::: Data extract

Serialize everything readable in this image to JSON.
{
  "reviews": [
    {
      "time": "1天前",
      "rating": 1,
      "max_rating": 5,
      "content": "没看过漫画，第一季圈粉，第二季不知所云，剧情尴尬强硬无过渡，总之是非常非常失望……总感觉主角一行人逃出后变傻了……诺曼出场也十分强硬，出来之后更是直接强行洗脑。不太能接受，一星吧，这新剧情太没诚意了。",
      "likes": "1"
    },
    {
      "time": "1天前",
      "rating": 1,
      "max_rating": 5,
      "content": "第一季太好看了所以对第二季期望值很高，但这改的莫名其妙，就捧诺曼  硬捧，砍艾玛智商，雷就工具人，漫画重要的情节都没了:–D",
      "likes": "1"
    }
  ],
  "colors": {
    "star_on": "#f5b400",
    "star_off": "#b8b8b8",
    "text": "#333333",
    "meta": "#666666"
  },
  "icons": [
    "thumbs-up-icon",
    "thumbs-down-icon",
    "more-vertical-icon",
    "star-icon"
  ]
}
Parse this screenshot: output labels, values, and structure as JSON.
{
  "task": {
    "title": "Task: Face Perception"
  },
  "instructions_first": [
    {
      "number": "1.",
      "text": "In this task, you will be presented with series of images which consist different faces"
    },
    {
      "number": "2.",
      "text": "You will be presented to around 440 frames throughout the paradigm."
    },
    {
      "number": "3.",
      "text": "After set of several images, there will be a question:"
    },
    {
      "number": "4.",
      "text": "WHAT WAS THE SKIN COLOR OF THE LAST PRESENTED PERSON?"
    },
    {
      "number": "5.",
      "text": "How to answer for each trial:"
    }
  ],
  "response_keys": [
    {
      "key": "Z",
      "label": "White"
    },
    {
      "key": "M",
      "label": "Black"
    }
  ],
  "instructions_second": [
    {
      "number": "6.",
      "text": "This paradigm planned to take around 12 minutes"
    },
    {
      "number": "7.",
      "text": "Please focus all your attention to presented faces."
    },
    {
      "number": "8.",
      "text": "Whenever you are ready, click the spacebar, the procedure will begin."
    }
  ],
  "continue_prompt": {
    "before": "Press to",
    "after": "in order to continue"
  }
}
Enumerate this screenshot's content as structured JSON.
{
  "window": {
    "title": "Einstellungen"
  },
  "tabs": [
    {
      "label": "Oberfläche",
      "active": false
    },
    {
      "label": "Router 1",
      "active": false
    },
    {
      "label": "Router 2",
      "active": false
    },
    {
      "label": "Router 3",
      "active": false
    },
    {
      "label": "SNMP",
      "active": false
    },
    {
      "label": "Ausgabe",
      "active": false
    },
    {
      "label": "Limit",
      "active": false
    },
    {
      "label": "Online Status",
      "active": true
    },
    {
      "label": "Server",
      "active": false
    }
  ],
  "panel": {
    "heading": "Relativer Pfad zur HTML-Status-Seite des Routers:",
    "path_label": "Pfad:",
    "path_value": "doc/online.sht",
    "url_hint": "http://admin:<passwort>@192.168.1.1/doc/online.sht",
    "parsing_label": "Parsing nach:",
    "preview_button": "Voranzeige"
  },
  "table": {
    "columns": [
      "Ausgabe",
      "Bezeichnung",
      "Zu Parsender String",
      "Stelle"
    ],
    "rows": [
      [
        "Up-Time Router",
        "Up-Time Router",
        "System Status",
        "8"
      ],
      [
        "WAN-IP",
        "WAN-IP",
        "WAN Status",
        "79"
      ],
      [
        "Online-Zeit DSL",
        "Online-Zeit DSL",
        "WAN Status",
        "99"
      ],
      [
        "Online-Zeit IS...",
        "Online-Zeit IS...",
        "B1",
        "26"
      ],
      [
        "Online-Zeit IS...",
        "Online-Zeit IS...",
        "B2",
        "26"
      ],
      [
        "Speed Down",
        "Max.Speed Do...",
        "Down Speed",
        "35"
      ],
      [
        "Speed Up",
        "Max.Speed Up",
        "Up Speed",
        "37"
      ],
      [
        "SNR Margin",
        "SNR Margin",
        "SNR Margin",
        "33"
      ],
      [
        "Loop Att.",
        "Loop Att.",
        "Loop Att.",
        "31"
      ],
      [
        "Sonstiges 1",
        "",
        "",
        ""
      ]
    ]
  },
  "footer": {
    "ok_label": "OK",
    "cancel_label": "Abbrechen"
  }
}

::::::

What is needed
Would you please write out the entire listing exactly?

Solution below
Serialize everything readable in this image to JSON.
{
  "reviews": [
    {
      "time": "1天前",
      "rating": 1,
      "max_rating": 5,
      "content": "没看过漫画，第一季圈粉，第二季不知所云，剧情尴尬强硬无过渡，总之是非常非常失望……总感觉主角一行人逃出后变傻了……诺曼出场也十分强硬，出来之后更是直接强行洗脑。不太能接受，一星吧，这新剧情太没诚意了。",
      "likes": "1"
    },
    {
      "time": "1天前",
      "rating": 1,
      "max_rating": 5,
      "content": "第一季太好看了所以对第二季期望值很高，但这改的莫名其妙，就捧诺曼  硬捧，砍艾玛智商，雷就工具人，漫画重要的情节都没了:–D",
      "likes": "1"
    }
  ],
  "colors": {
    "star_on": "#f5b400",
    "star_off": "#b8b8b8",
    "text": "#333333",
    "meta": "#666666"
  },
  "icons": [
    "thumbs-up-icon",
    "thumbs-down-icon",
    "more-vertical-icon",
    "star-icon"
  ]
}
Parse this screenshot: output labels, values, and structure as JSON.
{
  "task": {
    "title": "Task: Face Perception"
  },
  "instructions_first": [
    {
      "number": "1.",
      "text": "In this task, you will be presented with series of images which consist different faces"
    },
    {
      "number": "2.",
      "text": "You will be presented to around 440 frames throughout the paradigm."
    },
    {
      "number": "3.",
      "text": "After set of several images, there will be a question:"
    },
    {
      "number": "4.",
      "text": "WHAT WAS THE SKIN COLOR OF THE LAST PRESENTED PERSON?"
    },
    {
      "number": "5.",
      "text": "How to answer for each trial:"
    }
  ],
  "response_keys": [
    {
      "key": "Z",
      "label": "White"
    },
    {
      "key": "M",
      "label": "Black"
    }
  ],
  "instructions_second": [
    {
      "number": "6.",
      "text": "This paradigm planned to take around 12 minutes"
    },
    {
      "number": "7.",
      "text": "Please focus all your attention to presented faces."
    },
    {
      "number": "8.",
      "text": "Whenever you are ready, click the spacebar, the procedure will begin."
    }
  ],
  "continue_prompt": {
    "before": "Press to",
    "after": "in order to continue"
  }
}
Enumerate this screenshot's content as structured JSON.
{
  "window": {
    "title": "Einstellungen"
  },
  "tabs": [
    {
      "label": "Oberfläche",
      "active": false
    },
    {
      "label": "Router 1",
      "active": false
    },
    {
      "label": "Router 2",
      "active": false
    },
    {
      "label": "Router 3",
      "active": false
    },
    {
      "label": "SNMP",
      "active": false
    },
    {
      "label": "Ausgabe",
      "active": false
    },
    {
      "label": "Limit",
      "active": false
    },
    {
      "label": "Online Status",
      "active": true
    },
    {
      "label": "Server",
      "active": false
    }
  ],
  "panel": {
    "heading": "Relativer Pfad zur HTML-Status-Seite des Routers:",
    "path_label": "Pfad:",
    "path_value": "doc/online.sht",
    "url_hint": "http://admin:<passwort>@192.168.1.1/doc/online.sht",
    "parsing_label": "Parsing nach:",
    "preview_button": "Voranzeige"
  },
  "table": {
    "columns": [
      "Ausgabe",
      "Bezeichnung",
      "Zu Parsender String",
      "Stelle"
    ],
    "rows": [
      [
        "Up-Time Router",
        "Up-Time Router",
        "System Status",
        "8"
      ],
      [
        "WAN-IP",
        "WAN-IP",
        "WAN Status",
        "79"
      ],
      [
        "Online-Zeit DSL",
        "Online-Zeit DSL",
        "WAN Status",
        "99"
      ],
      [
        "Online-Zeit IS...",
        "Online-Zeit IS...",
        "B1",
        "26"
      ],
      [
        "Online-Zeit IS...",
        "Online-Zeit IS...",
        "B2",
        "26"
      ],
      [
        "Speed Down",
        "Max.Speed Do...",
        "Down Speed",
        "35"
      ],
      [
        "Speed Up",
        "Max.Speed Up",
        "Up Speed",
        "37"
      ],
      [
        "SNR Margin",
        "SNR Margin",
        "SNR Margin",
        "33"
      ],
      [
        "Loop Att.",
        "Loop Att.",
        "Loop Att.",
        "31"
      ],
      [
        "Sonstiges 1",
        "",
        "",
        ""
      ]
    ]
  },
  "footer": {
    "ok_label": "OK",
    "cancel_label": "Abbrechen"
  }
}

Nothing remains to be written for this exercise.